Looking northeast from Hilltop campground across the Nevada interior

Views From Lee Canyon

I went up to Lee Canyon, near Mt. Charleston, last week to do some bike riding.  I didn’t go far, so I didn’t take many pictures, but here are a couple of views. 

First, two shots near the end of the road, by the ski resort; the sun had just risen over another peak, and was shining between a couple of huge pines.


Also, on the way down the mountain, I saw a couple of burros on the side of the road.  It’s hard to tell here, but the one on the right is far larger–a parent.  It’s possible that one or the other was on its way to deliver mail to Boys’ Life magazine.  The big plants in the middle ground are yucca plants,which are everywhere in this part of the country.  Joshua trees are a kind of yucca. 

A couple of big falcons flew around my area, but they were far too fast for me to get a picture, and I couldn’t identify the exact species.  I also say a cute little kit fox, but he ran off before I could get a picture, even though I pulled over and tried to find him.  A pretty good day for spotting desert wildlife.

Adventure and Refreshment at Mount Charleston


Last Saturday, to beat the heat here in the depths of the Las Vegas Valley, the Hustons retreated to the bucolic splendors of the nearby Mount Charleston area.  I looked for a trail to hike that wouldn’t be too long or too short, or too easy or too hard for our children (and whose porridge would be neither too hot nor too cold…oh wait, that’s something else).  Also, parking and access to the trail had to be free. 

We settled on the Fletcher Canyon Trail, which is just under four miles round trip, and which has a gentle but noticeable slope.  I also liked that trail because it offered so much shade, going well into the forested area, as well as a stream and sheer cliff faces overhead at the end, boxing you in with 200 foot walls on either side. 


The hike offered plenty for us all to gape at: a few deer on the drive up, a huge spider’s nest in a tree hanging over the trail, large trees fallen over a dry part of the stream bed (suitable for daredevil stunts), a lizard in the bushes, bats that thought nothing of flitting around us and then landing still on the closest tree (ready for close inspection by curious youngsters), and the stream itself, which was crystal clear and ice cold, and which was apparently good for dunking our heads in, and for pouring on each other.  After cooling off in that water, a couple of us bottled some to take home, boil, and enjoy. 

Incidentally, there was a picture on the front page of the Nevada section of the Review-Journal yesterday that showed exactly the same thing–two kids on the Fletcher Canyon Trail playing in the stream.  Weird. 
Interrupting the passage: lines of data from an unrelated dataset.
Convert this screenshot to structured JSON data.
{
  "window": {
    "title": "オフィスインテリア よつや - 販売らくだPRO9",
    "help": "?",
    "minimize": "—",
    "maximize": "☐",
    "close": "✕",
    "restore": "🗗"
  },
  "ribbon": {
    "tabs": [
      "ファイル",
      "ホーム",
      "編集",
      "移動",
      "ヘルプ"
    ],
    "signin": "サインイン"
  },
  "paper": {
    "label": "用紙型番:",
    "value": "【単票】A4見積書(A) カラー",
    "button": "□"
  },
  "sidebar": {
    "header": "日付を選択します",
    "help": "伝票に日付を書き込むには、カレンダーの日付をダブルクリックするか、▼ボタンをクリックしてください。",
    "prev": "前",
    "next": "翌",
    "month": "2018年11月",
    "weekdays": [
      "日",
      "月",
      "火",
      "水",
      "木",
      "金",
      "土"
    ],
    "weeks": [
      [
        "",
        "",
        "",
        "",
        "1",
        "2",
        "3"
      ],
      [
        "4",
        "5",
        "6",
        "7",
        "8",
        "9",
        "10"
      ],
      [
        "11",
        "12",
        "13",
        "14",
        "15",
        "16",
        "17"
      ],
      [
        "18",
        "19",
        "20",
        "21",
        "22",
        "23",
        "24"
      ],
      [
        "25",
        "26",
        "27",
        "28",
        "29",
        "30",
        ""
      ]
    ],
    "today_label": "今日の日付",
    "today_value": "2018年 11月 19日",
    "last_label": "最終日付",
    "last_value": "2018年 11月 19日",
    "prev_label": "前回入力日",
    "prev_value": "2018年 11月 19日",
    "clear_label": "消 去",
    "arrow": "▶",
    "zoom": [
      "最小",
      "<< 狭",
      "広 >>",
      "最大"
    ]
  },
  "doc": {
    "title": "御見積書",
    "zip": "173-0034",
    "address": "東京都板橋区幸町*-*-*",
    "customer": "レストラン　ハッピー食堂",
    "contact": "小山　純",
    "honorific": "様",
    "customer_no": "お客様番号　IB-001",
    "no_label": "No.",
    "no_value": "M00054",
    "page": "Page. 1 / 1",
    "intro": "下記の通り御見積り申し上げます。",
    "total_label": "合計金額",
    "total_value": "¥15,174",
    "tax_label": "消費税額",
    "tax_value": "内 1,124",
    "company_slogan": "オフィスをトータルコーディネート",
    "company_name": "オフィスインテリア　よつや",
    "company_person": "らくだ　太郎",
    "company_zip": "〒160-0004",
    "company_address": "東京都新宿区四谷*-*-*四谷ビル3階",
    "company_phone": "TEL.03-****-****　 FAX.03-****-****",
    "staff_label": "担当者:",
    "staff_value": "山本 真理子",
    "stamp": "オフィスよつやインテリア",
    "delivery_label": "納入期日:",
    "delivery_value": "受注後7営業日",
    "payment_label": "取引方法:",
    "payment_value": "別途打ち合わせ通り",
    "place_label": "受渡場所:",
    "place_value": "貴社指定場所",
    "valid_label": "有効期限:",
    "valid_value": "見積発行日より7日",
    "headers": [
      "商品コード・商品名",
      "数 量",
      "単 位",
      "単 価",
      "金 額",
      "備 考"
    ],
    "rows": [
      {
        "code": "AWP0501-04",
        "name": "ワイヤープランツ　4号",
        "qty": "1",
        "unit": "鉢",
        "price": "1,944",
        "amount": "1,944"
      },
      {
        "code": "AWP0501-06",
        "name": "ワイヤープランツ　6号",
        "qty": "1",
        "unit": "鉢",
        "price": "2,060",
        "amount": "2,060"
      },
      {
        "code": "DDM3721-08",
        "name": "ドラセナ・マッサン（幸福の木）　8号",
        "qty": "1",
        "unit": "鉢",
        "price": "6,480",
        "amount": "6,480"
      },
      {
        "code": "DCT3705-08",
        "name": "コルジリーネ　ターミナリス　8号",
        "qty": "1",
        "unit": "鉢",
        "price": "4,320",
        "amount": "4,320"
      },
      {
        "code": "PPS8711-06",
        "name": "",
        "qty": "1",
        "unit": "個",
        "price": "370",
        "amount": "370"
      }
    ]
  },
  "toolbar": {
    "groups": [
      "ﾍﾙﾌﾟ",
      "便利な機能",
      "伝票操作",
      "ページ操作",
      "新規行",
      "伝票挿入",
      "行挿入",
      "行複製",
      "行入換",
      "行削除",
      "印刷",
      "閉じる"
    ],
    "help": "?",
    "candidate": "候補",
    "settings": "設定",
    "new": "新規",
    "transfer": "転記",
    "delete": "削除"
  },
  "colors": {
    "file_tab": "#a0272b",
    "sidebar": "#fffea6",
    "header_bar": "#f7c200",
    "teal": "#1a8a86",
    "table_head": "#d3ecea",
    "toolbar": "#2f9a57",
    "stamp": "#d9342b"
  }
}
A great few hours all around.  One of our more successful hikes, and one of the most scenic since the Great Snowy Valentine’s Day of 2009.